Francisco Suárez (1548 – 1617): Francisco Suárez was a Spanish Jesuit priest, philosopher and theologian. He is known as one of the leading figures of the School of Salamanca movement, and generally regarded among the greatest scholastics after Thomas Aquinas. His work is considered a turning point in the history of second scholasticism, marking the transition from its Renaissance to its Baroque phases.

 

Iconography: Iconography is the identification of symbolic figures of saints, for example a man with an X-shaped cross can be identified as the figure of St. Andrew.

Joannes Molanus (1533-1585): Joannes Molanus was a Professor of Theology at Leuven who wrote an important book which influenced counter reformation iconography. The book titled De Picturis et Imaginibus Sacris (Concerning Holy Pictures and Images, 1570) was revised over 20 years later and reprinted as De Historia Sanctarum Imaginum (Concerning the History of Holy Images, 1594). His work aimed to counter Protestant iconoclasm which was prominent at the time in Northern Europe.

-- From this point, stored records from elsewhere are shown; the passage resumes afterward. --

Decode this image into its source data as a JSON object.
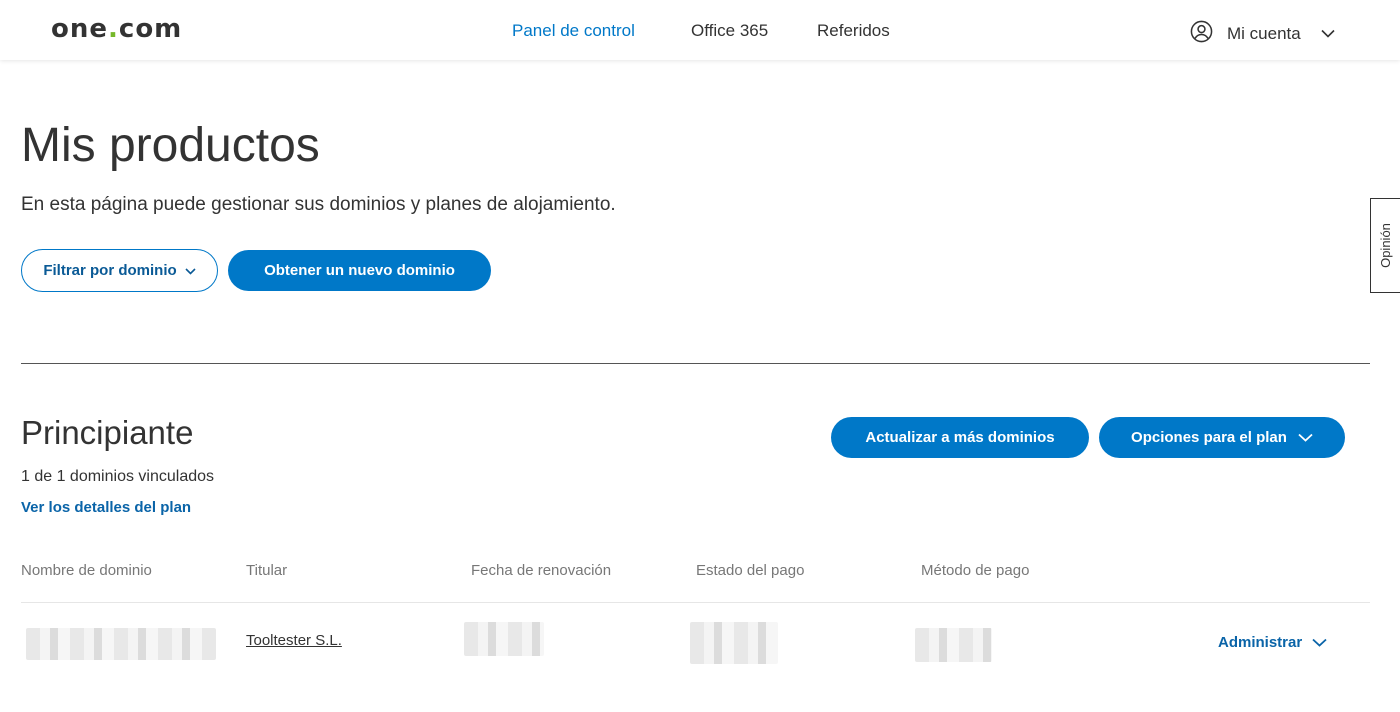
{
  "header": {
    "logo_left": "one",
    "logo_dot": ".",
    "logo_right": "com",
    "nav": [
      {
        "label": "Panel de control",
        "active": true
      },
      {
        "label": "Office 365",
        "active": false
      },
      {
        "label": "Referidos",
        "active": false
      }
    ],
    "account_label": "Mi cuenta",
    "account_icon": "user-circle-icon"
  },
  "page": {
    "title": "Mis productos",
    "subtitle": "En esta página puede gestionar sus dominios y planes de alojamiento.",
    "filter_button": "Filtrar por dominio",
    "new_domain_button": "Obtener un nuevo dominio"
  },
  "plan": {
    "name": "Principiante",
    "linked_count": "1 de 1 dominios vinculados",
    "details_link": "Ver los detalles del plan",
    "upgrade_button": "Actualizar a más dominios",
    "options_button": "Opciones para el plan"
  },
  "table": {
    "columns": [
      "Nombre de dominio",
      "Titular",
      "Fecha de renovación",
      "Estado del pago",
      "Método de pago"
    ],
    "rows": [
      {
        "holder": "Tooltester S.L.",
        "manage_label": "Administrar"
      }
    ]
  },
  "feedback_tab": "Opinión",
  "colors": {
    "accent": "#0078c8",
    "logo_dot": "#76b82a",
    "text": "#333333"
  }
}
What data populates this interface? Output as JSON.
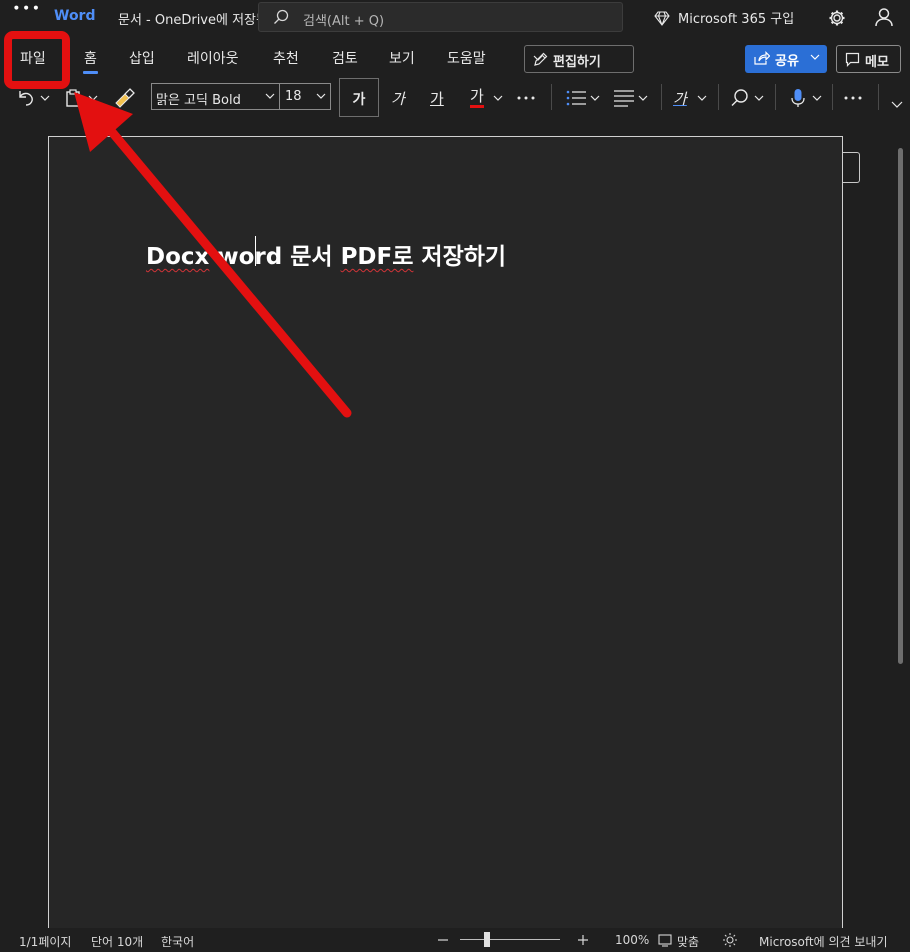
{
  "titlebar": {
    "app_name": "Word",
    "doc_title": "문서 - OneDrive에 저장됨",
    "search_placeholder": "검색(Alt + Q)",
    "m365_label": "Microsoft 365 구입"
  },
  "tabs": [
    {
      "label": "파일"
    },
    {
      "label": "홈"
    },
    {
      "label": "삽입"
    },
    {
      "label": "레이아웃"
    },
    {
      "label": "추천"
    },
    {
      "label": "검토"
    },
    {
      "label": "보기"
    },
    {
      "label": "도움말"
    }
  ],
  "ribbon_actions": {
    "edit_label": "편집하기",
    "share_label": "공유",
    "memo_label": "메모"
  },
  "toolbar": {
    "font_name": "맑은 고딕 Bold",
    "font_size": "18",
    "bold_glyph": "가",
    "italic_glyph": "가",
    "underline_glyph": "가",
    "font_color_glyph": "가",
    "style_glyph": "가"
  },
  "document": {
    "heading_part1": "Docx",
    "heading_part2": " word 문서 ",
    "heading_part3": "PDF로",
    "heading_part4": " 저장하기"
  },
  "statusbar": {
    "page": "1/1페이지",
    "words": "단어 10개",
    "language": "한국어",
    "zoom": "100%",
    "fit": "맞춤",
    "feedback": "Microsoft에 의견 보내기"
  },
  "colors": {
    "accent": "#4f8ef7",
    "share": "#2b6fd6",
    "annotation": "#e31010",
    "font_color_bar": "#e31010"
  }
}
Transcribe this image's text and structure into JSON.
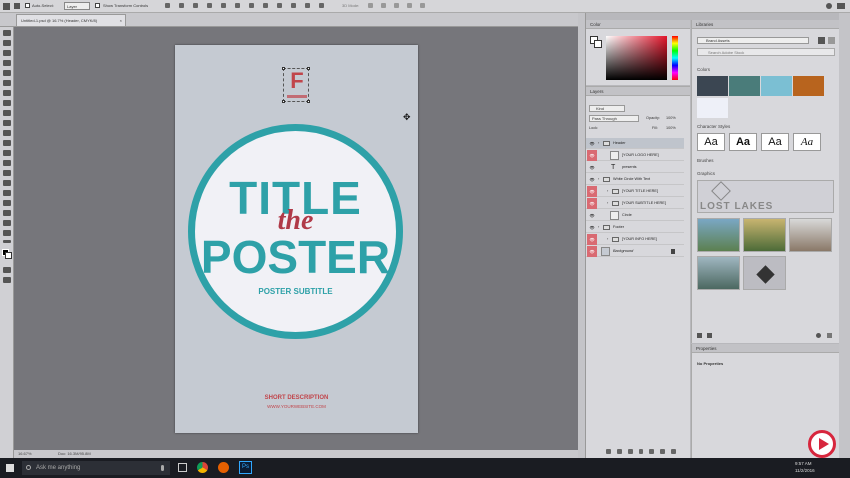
{
  "options_bar": {
    "auto_select_label": "Auto-Select:",
    "auto_select_value": "Layer",
    "transform_label": "Show Transform Controls",
    "mode_3d": "3D Mode:"
  },
  "document_tab": {
    "title": "Untitled-1.psd @ 16.7% (Header, CMYK/8)"
  },
  "status_bar": {
    "zoom": "16.67%",
    "doc_size": "Doc: 16.3M/95.8M"
  },
  "poster": {
    "title": "TITLE",
    "the": "the",
    "poster": "POSTER",
    "subtitle": "POSTER SUBTITLE",
    "short_description": "SHORT DESCRIPTION",
    "website": "WWW.YOURWEBSITE.COM",
    "logo_letter": "F"
  },
  "colors": {
    "poster_bg": "#c5cad2",
    "teal": "#2ea1a8",
    "red_accent": "#c1454b",
    "layer_highlight": "#d96a72"
  },
  "color_panel": {
    "title": "Color"
  },
  "layers_panel": {
    "title": "Layers",
    "kind_label": "Kind",
    "blend_mode": "Pass Through",
    "opacity_label": "Opacity:",
    "opacity_value": "100%",
    "lock_label": "Lock:",
    "fill_label": "Fill:",
    "fill_value": "100%",
    "layers": [
      {
        "name": "Header",
        "type": "group",
        "visible": true,
        "selected": true,
        "indent": 0
      },
      {
        "name": "[YOUR LOGO HERE]",
        "type": "smart",
        "visible": true,
        "highlight": true,
        "indent": 1
      },
      {
        "name": "presents",
        "type": "text",
        "visible": true,
        "indent": 1
      },
      {
        "name": "White Circle With Text",
        "type": "group",
        "visible": true,
        "indent": 0
      },
      {
        "name": "[YOUR TITLE HERE]",
        "type": "group",
        "visible": true,
        "highlight": true,
        "indent": 1
      },
      {
        "name": "[YOUR SUBTITLE HERE]",
        "type": "group",
        "visible": true,
        "highlight": true,
        "indent": 1
      },
      {
        "name": "Circle",
        "type": "shape",
        "visible": true,
        "indent": 1
      },
      {
        "name": "Footer",
        "type": "group",
        "visible": true,
        "indent": 0
      },
      {
        "name": "[YOUR INFO HERE]",
        "type": "group",
        "visible": true,
        "highlight": true,
        "indent": 1
      },
      {
        "name": "Background",
        "type": "bg",
        "visible": true,
        "highlight": true,
        "indent": 0,
        "locked": true
      }
    ]
  },
  "libraries_panel": {
    "title": "Libraries",
    "library_name": "Brand Assets",
    "search_placeholder": "Search Adobe Stock",
    "colors_section": "Colors",
    "swatches": [
      "#3b4652",
      "#4a7c7a",
      "#7bbfd3",
      "#b8641e",
      "#eef0f8"
    ],
    "char_styles_section": "Character Styles",
    "char_styles": [
      "Aa",
      "Aa",
      "Aa",
      "Aa"
    ],
    "brushes_section": "Brushes",
    "graphics_section": "Graphics",
    "graphic_text": "LOST LAKES"
  },
  "properties_panel": {
    "title": "Properties",
    "empty_text": "No Properties"
  },
  "taskbar": {
    "search_placeholder": "Ask me anything",
    "time": "9:57 AM",
    "date": "11/2/2016"
  }
}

Latin Cross: A long vertical plank intersected by a shorter horizontal plank at about two- thirds of the way up. This is in contrast to a Greek Cross which has arms of equal length or the X shaped cross which was used to crucify St. Andrew.